Equifax CIO, Chief Information Security Officer ‘Retire’ After Breach
Equifax’s CIO and chief information security officer (CISO) are “retiring,” effective immediately. The moves come after Equifax suffered a massive security breach that has shaken investor, regulator and public confidence in the credit checking service.
Mark Rohrwasser, an IT operations veteran with the company since 2016, shifts into the interim CIO role. And Equifax VP Russ Ayres is now interim Chief Security Officer. The personnel changes are effective immediately, Equifax stated this evening.
Equifax hired FireEye’s Mandiant team in August to assist with a forensic review of the breach, which was discovered in late July.

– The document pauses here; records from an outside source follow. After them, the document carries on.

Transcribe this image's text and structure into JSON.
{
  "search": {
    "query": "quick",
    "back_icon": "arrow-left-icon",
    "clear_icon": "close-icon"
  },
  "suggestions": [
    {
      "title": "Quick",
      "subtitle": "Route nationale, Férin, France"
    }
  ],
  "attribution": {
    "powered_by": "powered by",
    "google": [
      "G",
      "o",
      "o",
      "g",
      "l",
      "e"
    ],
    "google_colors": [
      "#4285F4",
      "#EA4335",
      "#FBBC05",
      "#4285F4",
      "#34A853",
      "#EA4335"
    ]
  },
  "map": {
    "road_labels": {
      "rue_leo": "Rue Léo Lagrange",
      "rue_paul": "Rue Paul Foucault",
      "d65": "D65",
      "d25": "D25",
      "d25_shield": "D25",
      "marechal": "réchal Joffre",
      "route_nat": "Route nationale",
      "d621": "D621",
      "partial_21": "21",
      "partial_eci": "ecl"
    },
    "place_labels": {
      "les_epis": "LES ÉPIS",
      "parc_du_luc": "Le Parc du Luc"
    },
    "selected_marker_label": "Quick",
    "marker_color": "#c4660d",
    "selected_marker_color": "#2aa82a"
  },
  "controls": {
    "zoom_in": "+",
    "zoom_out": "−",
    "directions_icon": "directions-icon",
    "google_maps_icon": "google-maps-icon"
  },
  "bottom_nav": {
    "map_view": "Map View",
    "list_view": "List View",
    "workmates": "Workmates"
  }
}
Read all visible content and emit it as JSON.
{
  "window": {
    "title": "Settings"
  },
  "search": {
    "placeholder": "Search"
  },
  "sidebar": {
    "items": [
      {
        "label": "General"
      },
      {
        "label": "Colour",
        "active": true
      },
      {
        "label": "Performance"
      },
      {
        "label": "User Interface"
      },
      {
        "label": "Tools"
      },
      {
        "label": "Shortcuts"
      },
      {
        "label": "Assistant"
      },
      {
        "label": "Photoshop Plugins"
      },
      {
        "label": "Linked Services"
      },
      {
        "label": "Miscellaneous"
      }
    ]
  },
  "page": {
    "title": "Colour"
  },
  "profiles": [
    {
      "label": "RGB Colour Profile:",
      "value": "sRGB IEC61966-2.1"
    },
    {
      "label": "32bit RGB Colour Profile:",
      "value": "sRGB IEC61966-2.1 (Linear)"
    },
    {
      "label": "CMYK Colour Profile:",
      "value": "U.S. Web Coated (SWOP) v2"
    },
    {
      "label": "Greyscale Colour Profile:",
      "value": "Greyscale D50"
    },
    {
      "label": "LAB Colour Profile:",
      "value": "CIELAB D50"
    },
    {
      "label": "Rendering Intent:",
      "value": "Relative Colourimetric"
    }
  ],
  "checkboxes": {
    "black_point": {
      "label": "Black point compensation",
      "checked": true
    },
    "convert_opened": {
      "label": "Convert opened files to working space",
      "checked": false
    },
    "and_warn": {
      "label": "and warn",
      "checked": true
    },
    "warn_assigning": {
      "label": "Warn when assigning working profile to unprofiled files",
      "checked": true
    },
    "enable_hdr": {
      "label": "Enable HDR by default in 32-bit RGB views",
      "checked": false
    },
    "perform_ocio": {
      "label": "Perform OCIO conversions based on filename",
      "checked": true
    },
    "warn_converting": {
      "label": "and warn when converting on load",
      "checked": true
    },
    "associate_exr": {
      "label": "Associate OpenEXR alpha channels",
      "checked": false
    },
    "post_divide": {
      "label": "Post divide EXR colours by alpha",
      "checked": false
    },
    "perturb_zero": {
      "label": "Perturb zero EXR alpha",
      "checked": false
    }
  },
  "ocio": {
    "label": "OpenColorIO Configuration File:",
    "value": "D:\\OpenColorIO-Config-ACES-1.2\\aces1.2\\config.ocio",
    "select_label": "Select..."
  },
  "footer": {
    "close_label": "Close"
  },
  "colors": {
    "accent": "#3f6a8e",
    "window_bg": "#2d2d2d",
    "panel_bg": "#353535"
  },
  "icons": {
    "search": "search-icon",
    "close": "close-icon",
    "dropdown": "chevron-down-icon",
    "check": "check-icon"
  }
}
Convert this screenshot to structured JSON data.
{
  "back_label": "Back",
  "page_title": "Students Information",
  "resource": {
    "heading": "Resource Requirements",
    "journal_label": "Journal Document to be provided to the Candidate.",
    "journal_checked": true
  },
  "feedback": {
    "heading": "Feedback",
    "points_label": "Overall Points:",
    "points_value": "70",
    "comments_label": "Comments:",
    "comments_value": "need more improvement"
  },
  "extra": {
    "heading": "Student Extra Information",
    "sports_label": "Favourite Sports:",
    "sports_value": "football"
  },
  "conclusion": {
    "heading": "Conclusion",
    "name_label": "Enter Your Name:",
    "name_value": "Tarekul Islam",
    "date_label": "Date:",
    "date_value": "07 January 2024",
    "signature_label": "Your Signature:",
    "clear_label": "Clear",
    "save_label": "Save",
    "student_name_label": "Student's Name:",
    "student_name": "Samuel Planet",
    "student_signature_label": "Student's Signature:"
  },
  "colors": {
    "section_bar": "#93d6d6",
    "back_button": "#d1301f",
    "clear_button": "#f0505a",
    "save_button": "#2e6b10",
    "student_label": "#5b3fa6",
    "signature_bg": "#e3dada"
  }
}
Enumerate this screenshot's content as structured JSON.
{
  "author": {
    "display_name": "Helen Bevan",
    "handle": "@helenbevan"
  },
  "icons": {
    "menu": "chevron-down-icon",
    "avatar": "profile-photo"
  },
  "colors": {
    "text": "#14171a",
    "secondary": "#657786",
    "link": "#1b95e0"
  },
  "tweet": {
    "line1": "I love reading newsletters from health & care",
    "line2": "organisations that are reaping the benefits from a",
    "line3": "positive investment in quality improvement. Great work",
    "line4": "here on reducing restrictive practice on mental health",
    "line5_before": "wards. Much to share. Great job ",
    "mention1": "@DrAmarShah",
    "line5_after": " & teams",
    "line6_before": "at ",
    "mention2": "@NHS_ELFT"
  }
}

Long-term recommendations from that review are still coming together, the company indicated.
The big question on most people’s minds: Why did Equifax fail to apply an Apache software patch to address a known vulnerability that dates back to March 2017? So far, the answer to that question has not been nailed down, according to a lengthy Equifax statement released today.
Equifax Breach: Forensic Review Findings So Far
Here are eight takeaways from the Equifax breach statement. Many of the items are word-for-word from Equifax:
1. When Did Equifax discover the breach?: On July 29, 2017, Equifax’s security team observed suspicious network traffic. The team investigated and blocked the suspicious traffic that was identified. The team observed additional suspicious activity on July 30, 2017. In response, the company took offline the affected web application that day. The initial attack vector involved Apache Struts, which the company patched and then brought back online.
2. Was there a forensic review?: Yes. Equifax hired Mandiant on August 2, 2017 to assist in conducting a privileged, comprehensive forensic review to determine the scope of the intrusion, including the specific data impacted. Over several weeks, Mandiant analyzed available forensic data to identify unauthorized activity on the network.
3. What was the forensic review’s findings?: The incident potentially impacts personal information from 143 million U.S. consumers – primarily names, Social Security numbers, birth dates, addresses and, in some instances, driver’s license numbers. In addition, credit card numbers for approximately 209,000 U.S. consumers, and certain dispute documents with personal identifying information for approximately 182,000 U.S. consumers, were accessed.
4. Was the breach limited to U.S. identities? No. Equifax also identified unauthorized access to limited personal information for certain U.K. and Canadian residents and is working with regulators in those countries.
5. What corrective action has occurred since the forensic review? Equifax has taken short-term remediation steps, and Equifax continues to implement and accelerate long-term security improvements. The company didn’t offer specific information.
6. How long were hackers in Equifax’s systems as part of this breach?: Equifax believes the unauthorized accesses to certain files containing personal information occurred from May 13 through July 30, 2017.
7. Why didn’t Equifax patch the Apache system when U.S. CERT identified the vulnerability in early March 2017?: Equifax’s Security organization was aware of this vulnerability at that time, and took efforts to identify and to patch any vulnerable systems in the company’s IT infrastructure. While Equifax fully understands the intense focus on patching efforts, the company’s review of the facts is still ongoing. The company will release additional information when available.
8. What steps is Equifax taking to protect customers?: Find the information here.
Washington (and MSSPs) Are Watching
The Equifax executive changes arrive amid intense pressure from Washington regulators, politicians and privacy advocates.
Senate Minority Leader Chuck Schumer said the breach was “one of the most egregious examples of corporate malfeasance since Enron,” and the credit-reporting company’s chief executive officer and board should quit if they don’t act to address the situation within a week, according to Bloomberg.
Meanwhile, MSSPs are closely watching the situation. Some MSSPs are reviewing customer contracts and checking in with corporate counsel to see what types of legal exposure, if any, they may face for failing to patch systems that ultimately get breached.